The answer must be the number of lines in the listing below that contain "Street", and nothing else.
----------------------------------------
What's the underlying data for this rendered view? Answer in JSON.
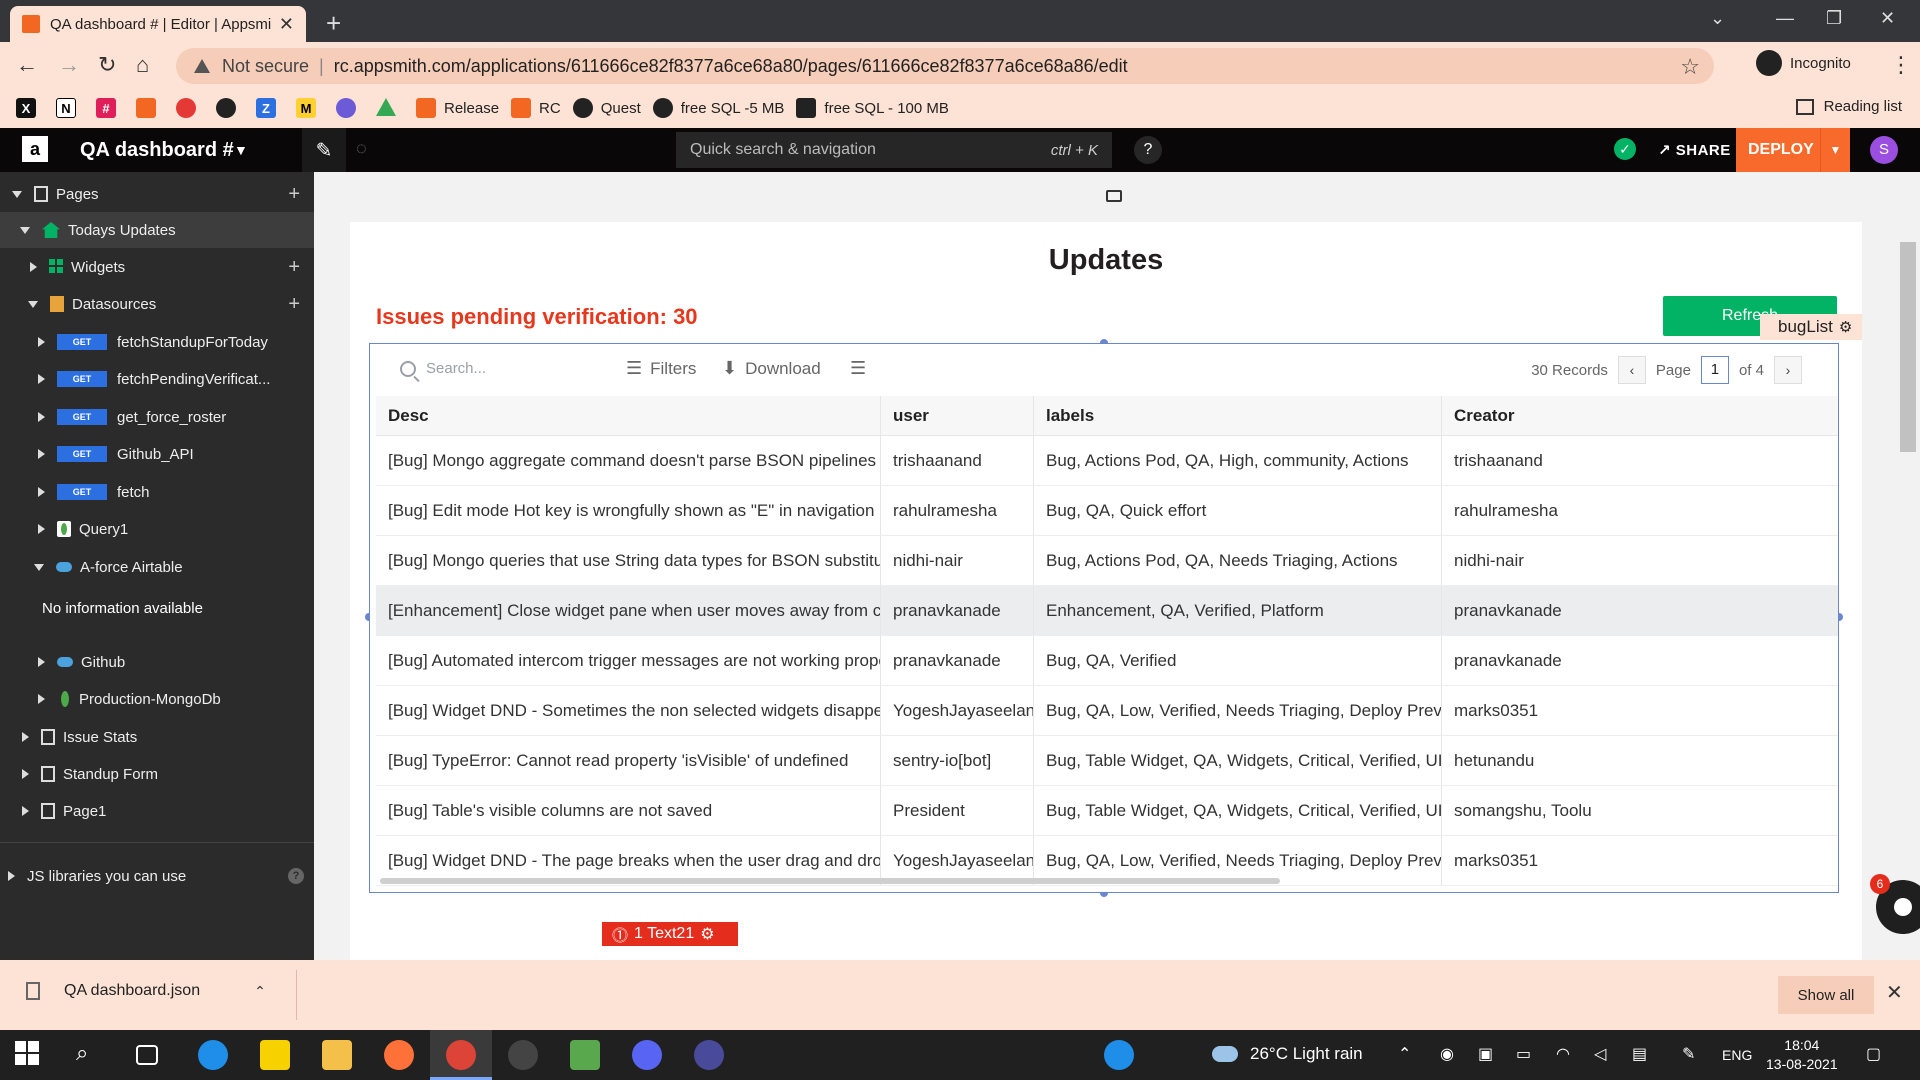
{
  "browser": {
    "tab_title": "QA dashboard # | Editor | Appsmith",
    "security_label": "Not secure",
    "url": "rc.appsmith.com/applications/611666ce82f8377a6ce68a80/pages/611666ce82f8377a6ce68a86/edit",
    "profile_label": "Incognito",
    "bookmarks": [
      "Release",
      "RC",
      "Quest",
      "free SQL -5 MB",
      "free SQL - 100 MB"
    ],
    "reading_list": "Reading list"
  },
  "app_header": {
    "logo": "a",
    "app_name": "QA dashboard #",
    "search_placeholder": "Quick search & navigation",
    "search_shortcut": "ctrl + K",
    "help": "?",
    "share": "SHARE",
    "deploy": "DEPLOY",
    "avatar": "S"
  },
  "sidebar": {
    "pages": "Pages",
    "todays_updates": "Todays Updates",
    "widgets": "Widgets",
    "datasources": "Datasources",
    "queries": [
      "fetchStandupForToday",
      "fetchPendingVerificat...",
      "get_force_roster",
      "Github_API",
      "fetch"
    ],
    "get_badge": "GET",
    "query1": "Query1",
    "airtable": "A-force Airtable",
    "no_info": "No information available",
    "github": "Github",
    "mongo": "Production-MongoDb",
    "issue_stats": "Issue Stats",
    "standup_form": "Standup Form",
    "page1": "Page1",
    "js_libs": "JS libraries you can use"
  },
  "canvas": {
    "title": "Updates",
    "pending": "Issues pending verification: 30",
    "refresh": "Refresh",
    "buglist_tag": "bugList",
    "text21_tag": "1   Text21",
    "bug_badge": "6"
  },
  "table": {
    "search_placeholder": "Search...",
    "filters": "Filters",
    "download": "Download",
    "records": "30 Records",
    "page_label": "Page",
    "page_current": "1",
    "page_total": "of 4",
    "columns": [
      "Desc",
      "user",
      "labels",
      "Creator"
    ],
    "rows": [
      [
        "[Bug] Mongo aggregate command doesn't parse BSON pipelines properly",
        "trishaanand",
        "Bug, Actions Pod, QA, High, community, Actions",
        "trishaanand"
      ],
      [
        "[Bug] Edit mode Hot key is wrongfully shown as \"E\" in navigation bar dropdown",
        "rahulramesha",
        "Bug, QA, Quick effort",
        "rahulramesha"
      ],
      [
        "[Bug] Mongo queries that use String data types for BSON substitution do not e",
        "nidhi-nair",
        "Bug, Actions Pod, QA, Needs Triaging, Actions",
        "nidhi-nair"
      ],
      [
        "[Enhancement] Close widget pane when user moves away from canvas",
        "pranavkanade",
        "Enhancement, QA, Verified, Platform",
        "pranavkanade"
      ],
      [
        "[Bug] Automated intercom trigger messages are not working properly.",
        "pranavkanade",
        "Bug, QA, Verified",
        "pranavkanade"
      ],
      [
        "[Bug] Widget DND - Sometimes the non selected widgets disappears when few",
        "YogeshJayaseelan",
        "Bug, QA, Low, Verified, Needs Triaging, Deploy Preview",
        "marks0351"
      ],
      [
        "[Bug] TypeError: Cannot read property 'isVisible' of undefined",
        "sentry-io[bot]",
        "Bug, Table Widget, QA, Widgets, Critical, Verified, UI Building Pod",
        "hetunandu"
      ],
      [
        "[Bug] Table's visible columns are not saved",
        "President",
        "Bug, Table Widget, QA, Widgets, Critical, Verified, UI Building Pod",
        "somangshu, Toolu"
      ],
      [
        "[Bug] Widget DND - The page breaks when the user drag and drops multiple g",
        "YogeshJayaseelan",
        "Bug, QA, Low, Verified, Needs Triaging, Deploy Preview",
        "marks0351"
      ]
    ],
    "highlighted_row": 3
  },
  "downloads": {
    "file": "QA dashboard.json",
    "show_all": "Show all"
  },
  "taskbar": {
    "weather": "26°C  Light rain",
    "lang": "ENG",
    "time": "18:04",
    "date": "13-08-2021"
  }
}
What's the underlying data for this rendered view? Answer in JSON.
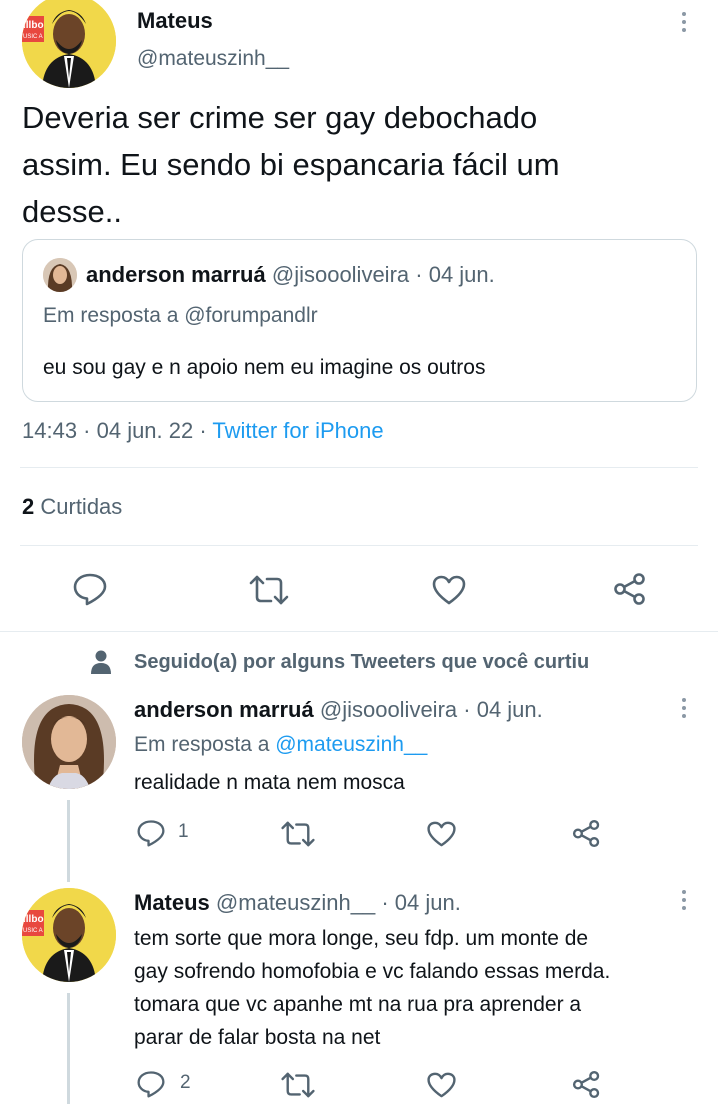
{
  "main_tweet": {
    "author_name": "Mateus",
    "author_handle": "@mateuszinh__",
    "text_lines": [
      "Deveria ser crime ser gay debochado",
      "assim. Eu sendo bi espancaria fácil um",
      "desse.."
    ],
    "quote": {
      "author_name": "anderson marruá",
      "author_handle": "@jisoooliveira",
      "date": "· 04 jun.",
      "reply_to": "Em resposta a @forumpandlr",
      "text": "eu sou gay e n apoio nem eu imagine os outros"
    },
    "meta_time": "14:43 · 04 jun. 22 · ",
    "meta_source": "Twitter for iPhone",
    "likes_count": "2",
    "likes_label": "Curtidas"
  },
  "social_context": "Seguido(a) por alguns Tweeters que você curtiu",
  "replies": [
    {
      "author_name": "anderson marruá",
      "author_handle": "@jisoooliveira",
      "date": "· 04 jun.",
      "reply_prefix": "Em resposta a ",
      "reply_handle": "@mateuszinh__",
      "text_lines": [
        "realidade n mata nem mosca"
      ],
      "reply_count": "1"
    },
    {
      "author_name": "Mateus",
      "author_handle": "@mateuszinh__",
      "date": "· 04 jun.",
      "text_lines": [
        "tem sorte que mora longe, seu fdp. um monte de",
        "gay sofrendo homofobia e vc falando essas merda.",
        "tomara que vc apanhe mt na rua pra aprender a",
        "parar de falar bosta na net"
      ],
      "reply_count": "2"
    }
  ],
  "avatar_badge_text": "illbo\nUSIC A",
  "icons": {
    "reply": "reply-icon",
    "retweet": "retweet-icon",
    "like": "like-icon",
    "share": "share-icon",
    "more": "more-options-icon",
    "person": "person-icon"
  },
  "colors": {
    "accent": "#1d9bf0",
    "secondary_text": "#536471",
    "divider": "#e6ecf0"
  }
}
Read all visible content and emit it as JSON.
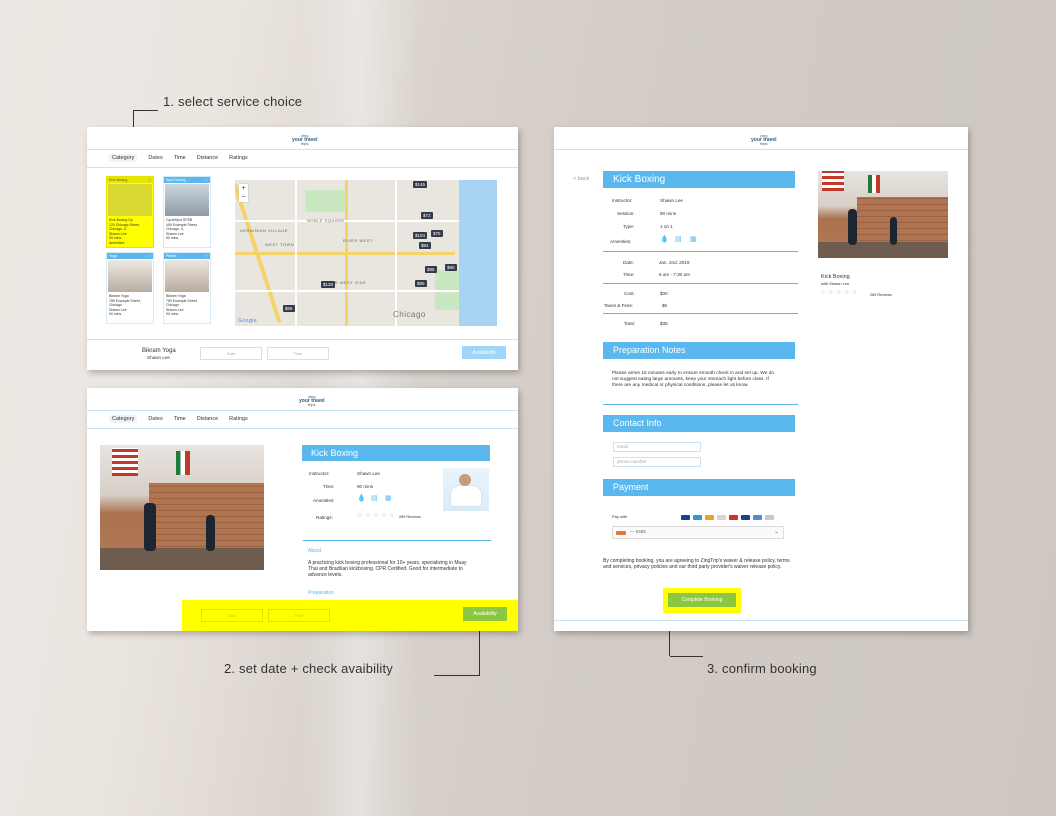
{
  "callouts": {
    "step1": "1. select service choice",
    "step2": "2. set date + check avaibility",
    "step3": "3. confirm booking"
  },
  "logo": {
    "line1": "zing",
    "line2": "your travel",
    "line3": "trips"
  },
  "nav": [
    "Category",
    "Dates",
    "Time",
    "Distance",
    "Ratings"
  ],
  "panel1": {
    "cards": [
      {
        "tag": "Kick Boxing",
        "name": "Kick Boxing Gy",
        "addr": "123 Chicago Street, Chicago, IL",
        "person": "Shawn Lee",
        "time": "90 mins",
        "reviews": "289 Reviews",
        "label": "Amenities",
        "highlight": true
      },
      {
        "tag": "Spin/Cycling",
        "name": "CycleSpot SPEB",
        "addr": "456 Example Street, Chicago, IL",
        "person": "Shawn Lee",
        "time": "60 mins",
        "reviews": "Free",
        "label": "Amenities",
        "highlight": false
      },
      {
        "tag": "Yoga",
        "name": "Bikram Yoga",
        "addr": "789 Example Street, Chicago",
        "person": "Shawn Lee",
        "time": "90 mins",
        "reviews": "289 Reviews",
        "label": "Amenities",
        "highlight": false
      },
      {
        "tag": "Pilates",
        "name": "Bikram Yoga",
        "addr": "789 Example Street, Chicago",
        "person": "Shawn Lee",
        "time": "90 mins",
        "reviews": "289 Reviews",
        "label": "Amenities",
        "highlight": false
      }
    ],
    "map": {
      "pins": [
        "$145",
        "$72",
        "$75",
        "$104",
        "$84",
        "$85",
        "$90",
        "$128",
        "$85",
        "$65"
      ],
      "labels": [
        "NOBLE SQUARE",
        "WEST TOWN",
        "NEAR WEST SIDE",
        "RIVER WEST",
        "UKRAINIAN VILLAGE",
        "Chicago",
        "Google"
      ]
    },
    "footer": {
      "title": "Bikram Yoga",
      "subtitle": "Shawn Lee",
      "date_placeholder": "Date",
      "time_placeholder": "Time",
      "button": "Availability"
    }
  },
  "panel2": {
    "title": "Kick Boxing",
    "rows": [
      {
        "label": "Instructor:",
        "value": "Shawn Lee"
      },
      {
        "label": "Time:",
        "value": "90 mins"
      },
      {
        "label": "Amenities:",
        "value": ""
      },
      {
        "label": "Ratings:",
        "value": "289 Reviews"
      }
    ],
    "about_heading": "About",
    "about_text": "A practicing kick boxing professional for 10+ years, specializing in Muay Thai and Brazilian kickboxing. CPR Certified. Good for intermediate to advance levels.",
    "prep_heading": "Preparation",
    "footer": {
      "date_placeholder": "Date",
      "time_placeholder": "Time",
      "button": "Availability"
    }
  },
  "panel3": {
    "back": "< back",
    "title": "Kick Boxing",
    "details": [
      {
        "label": "Instructor:",
        "value": "Shawn Lee"
      },
      {
        "label": "Session:",
        "value": "90 mins"
      },
      {
        "label": "Type:",
        "value": "1 on 1"
      },
      {
        "label": "Amenities:",
        "value": ""
      }
    ],
    "schedule": [
      {
        "label": "Date:",
        "value": "Jan. 2nd, 2019"
      },
      {
        "label": "Time:",
        "value": "6 am - 7:30 am"
      }
    ],
    "costs": [
      {
        "label": "Cost:",
        "value": "$30"
      },
      {
        "label": "Taxes & Fees:",
        "value": "$5"
      },
      {
        "label": "Total:",
        "value": "$35"
      }
    ],
    "prep_title": "Preparation Notes",
    "prep_text": "Please arrive 15 minutes early to ensure smooth check in and set up. We do not suggest eating large amounts, keep your stomach light before class. If there are any medical or physical conditions, please let us know.",
    "contact_title": "Contact Info",
    "email_placeholder": "email",
    "phone_placeholder": "phone number",
    "payment_title": "Payment",
    "pay_with": "Pay with",
    "card_select": "— 5485",
    "agreement": "By completing booking, you are agreeing to ZingTrip's waiver & release policy, terms and services, privacy policies and our third party provider's waiver release policy.",
    "complete_button": "Complete Booking",
    "side_title": "Kick Boxing",
    "side_subtitle": "with Shawn Lee",
    "side_reviews": "289 Reviews"
  },
  "colors": {
    "accent": "#5ab8ef",
    "highlight": "#ffff00",
    "confirm": "#8dc63f"
  }
}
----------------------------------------
**Solution below**
4